Fig.5: save version flow
Once a flow is correctly configured under version control, you can see a green check mark on the upper left corner (Fig.6). The icon will change when you have uncommitted local edits.
Fig.6: green check mark indicating a NiFi flow is under version control
Now you can go back to check the registry UI, open the change log (Fig.7) for more details. Not only you know exactly who made the change, when the change was made, you can also take some actions on a version flow.
Fig.7: change log of a version flow
Now you can go to any other NiFi environments, QA / STAGING / PROD, and import that version by simply dragging and dropping a process group on the canvas, and choosing ‘import from…’.
Last but not least, NOT everything on your flow would be persisted in the NiFi registry. Sensitive properties are a good example, as most people wouldn’t want their sensitive properties (which are likely environmental specific meanwhile) to be pulled into another environment by a different team during the flow migration process. Let’s quickly walk through those exceptions, as well as the underlying logic behind the scene. Specifically, we are talking about the following categories:
PG level controller services will be persisted in the version-controlled PG, but higher level controller services being referenced in a version-controlled PG will NOT be carried over to the target NiFi environment.

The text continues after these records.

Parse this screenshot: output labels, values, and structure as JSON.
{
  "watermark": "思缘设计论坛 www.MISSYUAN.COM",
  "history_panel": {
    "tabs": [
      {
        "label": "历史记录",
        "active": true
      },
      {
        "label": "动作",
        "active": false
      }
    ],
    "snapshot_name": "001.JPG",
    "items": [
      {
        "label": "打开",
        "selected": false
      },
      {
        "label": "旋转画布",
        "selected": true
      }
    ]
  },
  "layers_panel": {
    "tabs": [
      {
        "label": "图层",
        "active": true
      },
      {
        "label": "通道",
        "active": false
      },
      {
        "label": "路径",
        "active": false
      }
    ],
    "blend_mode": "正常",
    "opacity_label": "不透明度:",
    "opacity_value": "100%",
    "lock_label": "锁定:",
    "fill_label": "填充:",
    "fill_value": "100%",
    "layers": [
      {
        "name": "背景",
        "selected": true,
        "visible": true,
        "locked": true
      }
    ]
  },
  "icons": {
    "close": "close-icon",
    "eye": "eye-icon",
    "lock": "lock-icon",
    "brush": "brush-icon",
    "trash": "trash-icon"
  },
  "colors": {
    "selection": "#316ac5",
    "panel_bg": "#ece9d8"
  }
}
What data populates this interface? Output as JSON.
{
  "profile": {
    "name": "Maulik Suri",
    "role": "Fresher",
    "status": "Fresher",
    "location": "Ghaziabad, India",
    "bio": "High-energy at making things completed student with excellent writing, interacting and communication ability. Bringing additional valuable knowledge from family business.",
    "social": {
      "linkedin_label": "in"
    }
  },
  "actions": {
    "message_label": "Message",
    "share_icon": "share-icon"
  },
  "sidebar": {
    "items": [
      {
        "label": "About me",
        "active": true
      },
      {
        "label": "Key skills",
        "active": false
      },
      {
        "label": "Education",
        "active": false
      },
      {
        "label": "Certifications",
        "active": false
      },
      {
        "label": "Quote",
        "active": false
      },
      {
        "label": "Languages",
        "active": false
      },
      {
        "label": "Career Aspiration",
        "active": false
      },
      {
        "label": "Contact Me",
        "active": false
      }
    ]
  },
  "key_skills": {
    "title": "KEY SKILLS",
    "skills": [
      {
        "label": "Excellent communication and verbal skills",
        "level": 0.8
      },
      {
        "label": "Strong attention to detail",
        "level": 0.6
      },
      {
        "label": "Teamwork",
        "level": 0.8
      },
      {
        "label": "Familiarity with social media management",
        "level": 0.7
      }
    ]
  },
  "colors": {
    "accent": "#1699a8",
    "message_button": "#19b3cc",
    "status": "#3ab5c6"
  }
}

In an example scenario, assume PG-A is placed on the root canvas, with version control turned on. There are two PutHiveQL processors in PG-A. PutHiveQL-1 references the Hive connector defined at root level (inherited in PG-A), and PutHiveQL-2 references the Hive connector defined within PG-A. When PG-A gets imported to PROD, PutHiveQL-2 would carry over the referenced Hive connector controller service, but PutHiveQL-1 would not. But as long as you manually specify the appropriate Hive connector in PROD, you do not have to do it again when upgrading PG-A to a newer version in PROD. Notice that, even if you have a root-level Hive connector in PROD with the exact same name, that Hive connector will not be referenced in PutHiveQL-1, until you manually configure it. This is necessary to ensure the stability of flow migration to PROD, even when names are not unique.
Unlike how controller services are being handled, when you have a missing CS you can get a processor-level warning message, you won’t get any warning message if a higher PG level variable being referenced in a processor is missing in your target NiFi environment. Therefore, during flow migration, all the variables being referenced in the version flow would be imported to your target NiFi environment, but their hierarchical levels would be flattened out unless there is an existing variable with the same key in the target environment.
In the previous example scenario, when PG-A gets imported to PROD, both root-level variables and PG-level variables would be imported to PROD as PG-level variables. But if you have pre-defined higher level variables with the same name, and could be inherited, those would be used instead.
Sensitive properties would not be persisted as part of a version flow, as you want to avoid having other folks accidentally pulling the sensitive information into their NiFi instance in a shared multi-tenancy environment. You need to manually configure those while importing a version flow for the first time, but don’t have to do it again when upgrading your flow to a newer version.
Remote process group URLs
RPG URLs would be persisted as part of a version flow. The value would be automatically carried over while importing a version flow for the first time. You can edit the URL in your target environment, and that value will not be overwritten when upgrading your flow to a newer version with a different RPG URL.
In the next installment of the HDF 3.1 Blog Series, we discuss the addition of Kafka 1.0 and the exciting new HDF and Kafka integrations added to HDF 3.1.